Walton votes recounted again; Snow still loses

Above: Ed Snow, who lost a village trustee election in Walton earlier this week, argues to the Delaware County Board of Elections that a vote count taken on Tuesday that declared him the winner of a village board seat should stand. Video by Lillian Browne.

The Delaware County Board of Elections stepped in today to recount ballots in the village of Walton, where two counts by village election inspectors yielded two different election results.

But now losing candidate Ed Snow is wishing he hadn't asked the county for a recount.

Moments before the re-count in the contested Walton village election, Snow made a request to withdraw his request for a re-canvas.  The request was made when Delaware County Republican Commissioner William Campbell explained that Wednesday’s results were voided, and it was Tuesday night’s results that would be re-counted.

“And thus, those are the results that are being challenged,” Campbell said.  

Snow responded, “I am not contesting Tuesday’s results, I am contesting Wednesday’s results.”  

Snow was declared a winner of a trustee seat on Tuesday, as the second highest vote getter with 168, putting him four votes ahead of incumbent Al “Tink” Reynolds.

Deputy Republican Commissioner, Robin Alger, then read Snow’s letter which stated that he was contesting the results of the election from March 20, which was Tuesday. Snow stated that he did not really understand the procedure. Campbell said that the Board of Elections is the only organization with the authority to re-canvas results of any election.

Sylvia Fancher, head election inspector for the Walton Village election, said she had asked village election inspectors to re-convene on Wednesday morning to re-count the votes, after Village Clerk Melinda Westcott called Fancher at home to advise her that she had gotten a different total than the inspectors.

John Clark, who won the election by a wide margin, both by Tuesday’s and Wednesday’s count, then asked, “So what was done on Wednesday was null and void? If that’s true, why are we here? So what was done on Wednesday was illegal.” 

Campbell said that even if the Commissioners were to leave today, the results from Tuesday's count would still be in contention. “It is logical that we recount.” Campbell said. 

At 10:15 AM the commissioners began the recount by going line by line through the poll book verifying signatures, and then counted each ballot individually.  During the course of the recount, the Board of Elections voided one of the ballots.

Republican Commissioner, William Campbell, announced before the re-canvas took place that the Delaware County Board of Elections does not have the authority to run village elections, that the village must administer its own election. “There are many different procedures that different villages use, we have no control over that. “

Campbell said that the protocols governing village elections are set by the New York Conference of Mayors (NYCOM), which all villages are supposed to follow. Snow stated that he had contacted NYCOM and they refused to speak with him because he is not an employee of the village.  Campbell then suggested that he contact the village’s attorney David Merzig. Snow balked at the suggestion, saying that “the village attorney is at the beck and call of the board.”

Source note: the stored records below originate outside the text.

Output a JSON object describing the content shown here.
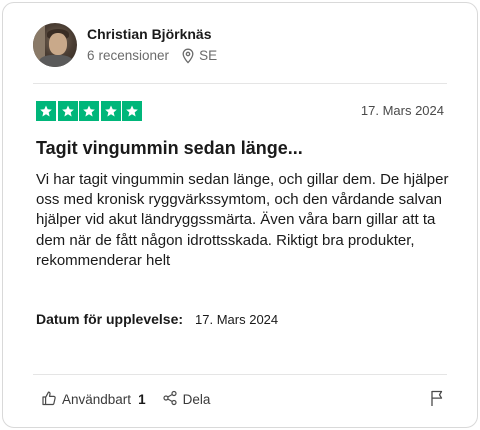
{
  "reviewer": {
    "name": "Christian Björknäs",
    "review_count": "6",
    "review_count_label": "recensioner",
    "country": "SE"
  },
  "review": {
    "rating": 5,
    "max_rating": 5,
    "star_color": "#00b67a",
    "date": "17. Mars 2024",
    "title": "Tagit vingummin sedan länge...",
    "body": "Vi har tagit vingummin sedan länge, och gillar dem. De hjälper oss med kronisk ryggvärkssymtom, och den vårdande salvan hjälper vid akut ländryggssmärta. Även våra barn gillar att ta dem när de fått någon idrottsskada. Riktigt bra produkter, rekommenderar helt",
    "experience_label": "Datum för upplevelse:",
    "experience_date": "17. Mars 2024"
  },
  "actions": {
    "useful_label": "Användbart",
    "useful_count": "1",
    "share_label": "Dela"
  },
  "icons": {
    "location": "location-pin-icon",
    "star": "star-icon",
    "useful": "thumbs-up-icon",
    "share": "share-icon",
    "report": "flag-icon"
  }
}
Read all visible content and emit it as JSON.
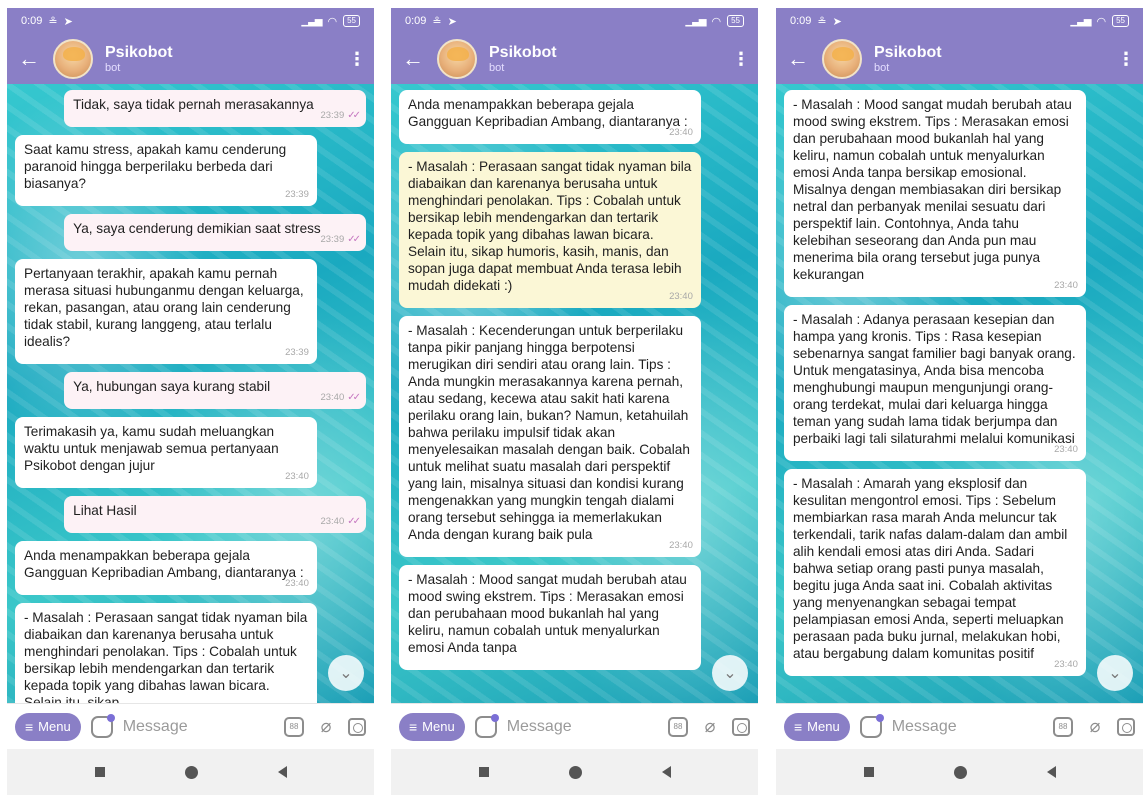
{
  "status": {
    "time": "0:09",
    "battery": "55"
  },
  "bot": {
    "name": "Psikobot",
    "subtitle": "bot"
  },
  "composer": {
    "menu_label": "Menu",
    "placeholder": "Message"
  },
  "screens": [
    {
      "messages": [
        {
          "dir": "out",
          "text": "Tidak, saya tidak pernah merasakannya",
          "time": "23:39",
          "read": true
        },
        {
          "dir": "in",
          "text": "Saat kamu stress, apakah kamu cenderung paranoid hingga berperilaku berbeda dari biasanya?",
          "time": "23:39"
        },
        {
          "dir": "out",
          "text": "Ya, saya cenderung demikian saat stress",
          "time": "23:39",
          "read": true
        },
        {
          "dir": "in",
          "text": "Pertanyaan terakhir, apakah kamu pernah merasa situasi hubunganmu dengan keluarga, rekan, pasangan, atau orang lain cenderung tidak stabil, kurang langgeng, atau terlalu idealis?",
          "time": "23:39"
        },
        {
          "dir": "out",
          "text": "Ya, hubungan saya kurang stabil",
          "time": "23:40",
          "read": true
        },
        {
          "dir": "in",
          "text": "Terimakasih ya, kamu sudah meluangkan waktu untuk menjawab semua pertanyaan Psikobot dengan jujur",
          "time": "23:40"
        },
        {
          "dir": "out",
          "text": "Lihat Hasil",
          "time": "23:40",
          "read": true
        },
        {
          "dir": "in",
          "text": "Anda menampakkan beberapa gejala Gangguan Kepribadian Ambang, diantaranya :",
          "time": "23:40"
        },
        {
          "dir": "in",
          "text": "- Masalah : Perasaan sangat tidak nyaman bila diabaikan dan karenanya berusaha untuk menghindari penolakan. Tips : Cobalah untuk bersikap lebih mendengarkan dan tertarik kepada topik yang dibahas lawan bicara. Selain itu, sikap",
          "time": ""
        }
      ]
    },
    {
      "messages": [
        {
          "dir": "in",
          "text": "Anda menampakkan beberapa gejala Gangguan Kepribadian Ambang, diantaranya :",
          "time": "23:40"
        },
        {
          "dir": "in",
          "highlight": true,
          "text": "- Masalah : Perasaan sangat tidak nyaman bila diabaikan dan karenanya berusaha untuk menghindari penolakan. Tips : Cobalah untuk bersikap lebih mendengarkan dan tertarik kepada topik yang dibahas lawan bicara. Selain itu, sikap humoris, kasih, manis, dan sopan juga dapat membuat Anda terasa lebih mudah didekati :)",
          "time": "23:40"
        },
        {
          "dir": "in",
          "text": "- Masalah : Kecenderungan untuk berperilaku tanpa pikir panjang hingga berpotensi merugikan diri sendiri atau orang lain. Tips : Anda mungkin merasakannya karena pernah, atau sedang, kecewa atau sakit hati karena perilaku orang lain, bukan? Namun, ketahuilah bahwa perilaku impulsif tidak akan menyelesaikan masalah dengan baik. Cobalah untuk melihat suatu masalah dari perspektif yang lain, misalnya situasi dan kondisi kurang mengenakkan yang mungkin tengah dialami orang tersebut sehingga ia memerlakukan Anda dengan kurang baik pula",
          "time": "23:40"
        },
        {
          "dir": "in",
          "text": "- Masalah : Mood sangat mudah berubah atau mood swing ekstrem. Tips : Merasakan emosi dan perubahaan mood bukanlah hal yang keliru, namun cobalah untuk menyalurkan emosi Anda tanpa",
          "time": ""
        }
      ]
    },
    {
      "messages": [
        {
          "dir": "in",
          "text": "- Masalah : Mood sangat mudah berubah atau mood swing ekstrem. Tips : Merasakan emosi dan perubahaan mood bukanlah hal yang keliru, namun cobalah untuk menyalurkan emosi Anda tanpa bersikap emosional. Misalnya dengan membiasakan diri bersikap netral dan perbanyak menilai sesuatu dari perspektif lain. Contohnya, Anda tahu kelebihan seseorang dan Anda pun mau menerima bila orang tersebut juga punya kekurangan",
          "time": "23:40"
        },
        {
          "dir": "in",
          "text": "- Masalah : Adanya perasaan kesepian dan hampa yang kronis. Tips : Rasa kesepian sebenarnya sangat familier bagi banyak orang. Untuk mengatasinya, Anda bisa mencoba menghubungi maupun mengunjungi orang-orang terdekat, mulai dari keluarga hingga teman yang sudah lama tidak berjumpa dan perbaiki lagi tali silaturahmi melalui komunikasi",
          "time": "23:40"
        },
        {
          "dir": "in",
          "text": "- Masalah : Amarah yang eksplosif dan kesulitan mengontrol emosi. Tips : Sebelum membiarkan rasa marah Anda meluncur tak terkendali, tarik nafas dalam-dalam dan ambil alih kendali emosi atas diri Anda. Sadari bahwa setiap orang pasti punya masalah, begitu juga Anda saat ini. Cobalah aktivitas yang menyenangkan sebagai tempat pelampiasan emosi Anda, seperti meluapkan perasaan pada buku jurnal, melakukan hobi, atau bergabung dalam komunitas positif",
          "time": "23:40"
        }
      ]
    }
  ]
}
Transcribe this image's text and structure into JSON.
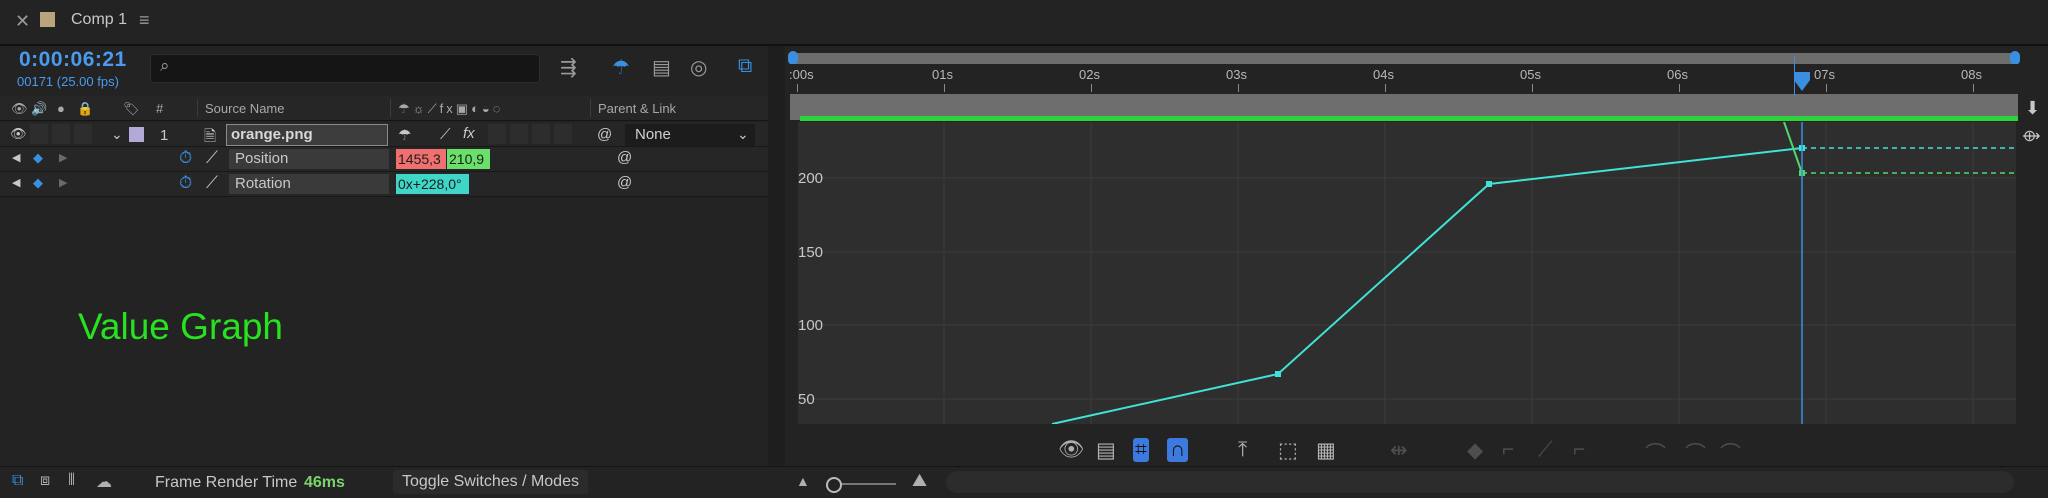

The official results that will be certified by the Board of Elections are:  John Clark 225, Al Reynolds 179, Ed Snow 171 and Andrew Rutherford 86, making Clark and Reynolds winners of the trustee seats. These results differ from both previous counts, but uphold the results of the village recount on Wednesday, with Clark and Reynolds winning seats on the board.

Campbell stated that if anyone was unhappy with the results of any election that they could file a lawsuit through the New York State Supreme Court.  

“This is an antiquated system, I think we all agree on that,” Reynolds representative Bill Rathmell said.